“After that,” Amy responded distractedly, her eyes staring intently into the gloom below, “the ISA and the USA lived in relative peace, though a lot of ire was directed at both nations because the separation ultimately defaulted on the loans the US had borrowed from the world, sparking off a depression and worldwide famine even bigger than what they had just come out of. About this time much of Europe fell to Islam, and the religion was flourishing in the USA, which…” She trailed off.

“Which brings us to today,” her brother finished for her. “Where we’ve got two ISAs, the Muslims having taken over those poor statist bastards and declared jihad on us free Independents.”

“A perfect summary! Good job, both of you,” Lauren commended her children. She was proud of their discipline in educating themselves and remembering the lessons of history she and her husband had been careful to teach them. She flinched at a sudden series of crackling pops at the bottom of the hill. “Do either of you see your father down there?” she asked, now worried herself.

“Got ‘im,” murmured Amy, looking through her scope. “Uh oh, a couple mooeys on his tail. Just a sec.” She took careful aim and then fired a shot with her long-range rifle.

“Nice one!” remarked T, looking through his own sights. By the time he had finished the exclamatory praise, his sister had already killed the second mujahid on her father’s tail.

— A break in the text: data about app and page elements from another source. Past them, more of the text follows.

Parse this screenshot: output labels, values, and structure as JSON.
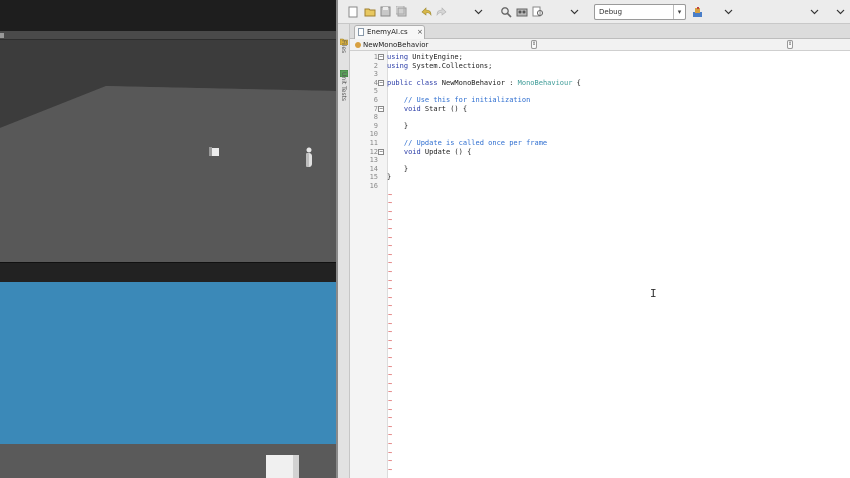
{
  "editor": {
    "tab_label": "EnemyAI.cs",
    "tab_close": "×",
    "class_selector": "NewMonoBehavior",
    "config": "Debug",
    "side_panels": [
      "Files",
      "Unit Tests"
    ],
    "code_lines": [
      [
        {
          "t": "using",
          "c": "kw"
        },
        {
          "t": " UnityEngine;"
        }
      ],
      [
        {
          "t": "using",
          "c": "kw"
        },
        {
          "t": " System.Collections;"
        }
      ],
      [],
      [
        {
          "t": "public class",
          "c": "kw"
        },
        {
          "t": " NewMonoBehavior : "
        },
        {
          "t": "MonoBehaviour",
          "c": "ty"
        },
        {
          "t": " {"
        }
      ],
      [],
      [
        {
          "t": "    // Use this for initialization",
          "c": "cm"
        }
      ],
      [
        {
          "t": "    "
        },
        {
          "t": "void",
          "c": "kw"
        },
        {
          "t": " Start () {"
        }
      ],
      [],
      [
        {
          "t": "    }"
        }
      ],
      [],
      [
        {
          "t": "    // Update is called once per frame",
          "c": "cm"
        }
      ],
      [
        {
          "t": "    "
        },
        {
          "t": "void",
          "c": "kw"
        },
        {
          "t": " Update () {"
        }
      ],
      [],
      [
        {
          "t": "    }"
        }
      ],
      [
        {
          "t": "}"
        }
      ],
      []
    ],
    "fold_lines": [
      1,
      4,
      7,
      12
    ],
    "tilde_char": "~",
    "tilde_rows": 33,
    "cursor_glyph": "I"
  },
  "colors": {
    "keyword": "#2c3ea8",
    "type": "#3d9b97",
    "comment": "#2e6ed0",
    "tilde": "#d44a4a",
    "game_view_sky": "#3b89b8"
  }
}
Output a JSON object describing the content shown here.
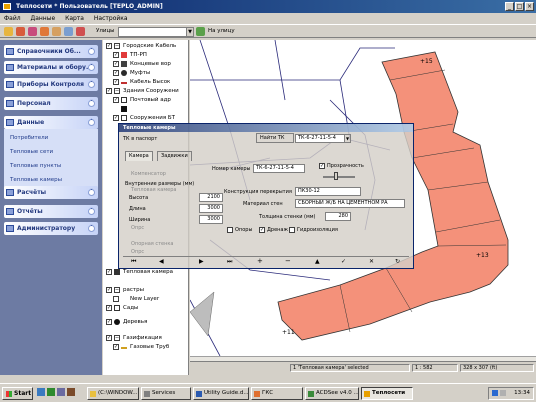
{
  "window": {
    "title": "Теплосети * Пользователь [TEPLO_ADMIN]"
  },
  "menu": [
    "Файл",
    "Данные",
    "Карта",
    "Настройка"
  ],
  "toolbar": {
    "street_label": "Улицы",
    "goto_street_label": "На улицу"
  },
  "sidebar": {
    "sections": [
      "Справочники Об...",
      "Материалы и обору...",
      "Приборы Контроля",
      "Персонал",
      "Данные",
      "Расчёты",
      "Отчёты",
      "Администратору"
    ],
    "data_links": [
      "Потребители",
      "Тепловые сети",
      "Тепловые пункты",
      "Тепловые камеры"
    ]
  },
  "tree": {
    "items": [
      "Городские Кабель",
      "ТП-РП",
      "Концевые вор",
      "Муфты",
      "Кабель Высок",
      "Здания Сооружени",
      "Почтовый адр",
      "",
      "Сооружения БТ",
      "Тепловая камера",
      "растры",
      "New Layer",
      "Сады",
      "Деревья",
      "Газификация",
      "Газовые Труб"
    ]
  },
  "map": {
    "labels": [
      "+15",
      "+13",
      "+11"
    ],
    "building_color": "#f4917a",
    "line_color": "#2a2a7a"
  },
  "map_status": {
    "selection": "1 'Тепловая камера' selected",
    "scale": "1 : 582",
    "coords": "328 x 307 (ft)"
  },
  "dialog": {
    "title": "Тепловые камеры",
    "search_button": "Найти ТК",
    "search_value": "ТК-6-27-11-5-4",
    "passport_label": "ТК в паспорт",
    "tabs": [
      "Камера",
      "Задвижки"
    ],
    "fields": {
      "camera_number_label": "Номер камеры",
      "camera_number": "ТК-6-27-11-5-4",
      "transparent_label": "Прозрачность",
      "inner_dims_label": "Внутренние размеры (мм)",
      "height_label": "Высота",
      "height": "2100",
      "length_label": "Длина",
      "length": "3000",
      "width_label": "Ширина",
      "width": "3000",
      "overlap_label": "Конструкция перекрытия",
      "overlap": "ПК30-12",
      "wall_material_label": "Материал стен",
      "wall_material": "СБОРНЫЙ Ж/Б НА ЦЕМЕНТНОМ РА",
      "wall_thickness_label": "Толщина стенки (мм)",
      "wall_thickness": "280",
      "supports_label": "Опоры",
      "drainage_label": "Дренаж",
      "waterproof_label": "Гидроизоляция"
    },
    "ghost_texts": [
      "Компенсатор",
      "Тепловая камера",
      "Опрс",
      "Опорная стенка",
      "Опрс"
    ]
  },
  "taskbar": {
    "start": "Start",
    "buttons": [
      "(C:\\WINDOW...",
      "Services",
      "Utility Guide.d...",
      "ГКС",
      "ACDSee v4.0 ...",
      "Теплосети"
    ],
    "clock": "13:34"
  }
}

Shortly, the family was rejoined by their dad, whom the enemy had taken to calling al-Qat’ Tariq—the Bandit. He squeezed his son, Texas, on the arm in greeting. He smiled and kissed his daughter, America, on the forehead. Then he caught Lauren up in his arms and gave her a short but passionate kiss. “A heck of a way to celebrate the Fourth of July, eh, gang? Now let’s get up and over the hill before the jihadis figure out which way the guy who blew up their weapon cache went.”

The four fled over the hill into the darkness of night. Behind them, the Islamic munitions town burned, hot flames glowing like the torch of Liberty.

And for the support of this Declaration, with a firm reliance on the protection of divine Providence, we mutually pledge to each other our Lives, our Fortunes and our sacred Honor.

1 comment:

  1. Would that all American youth understood the history of Liberty this well!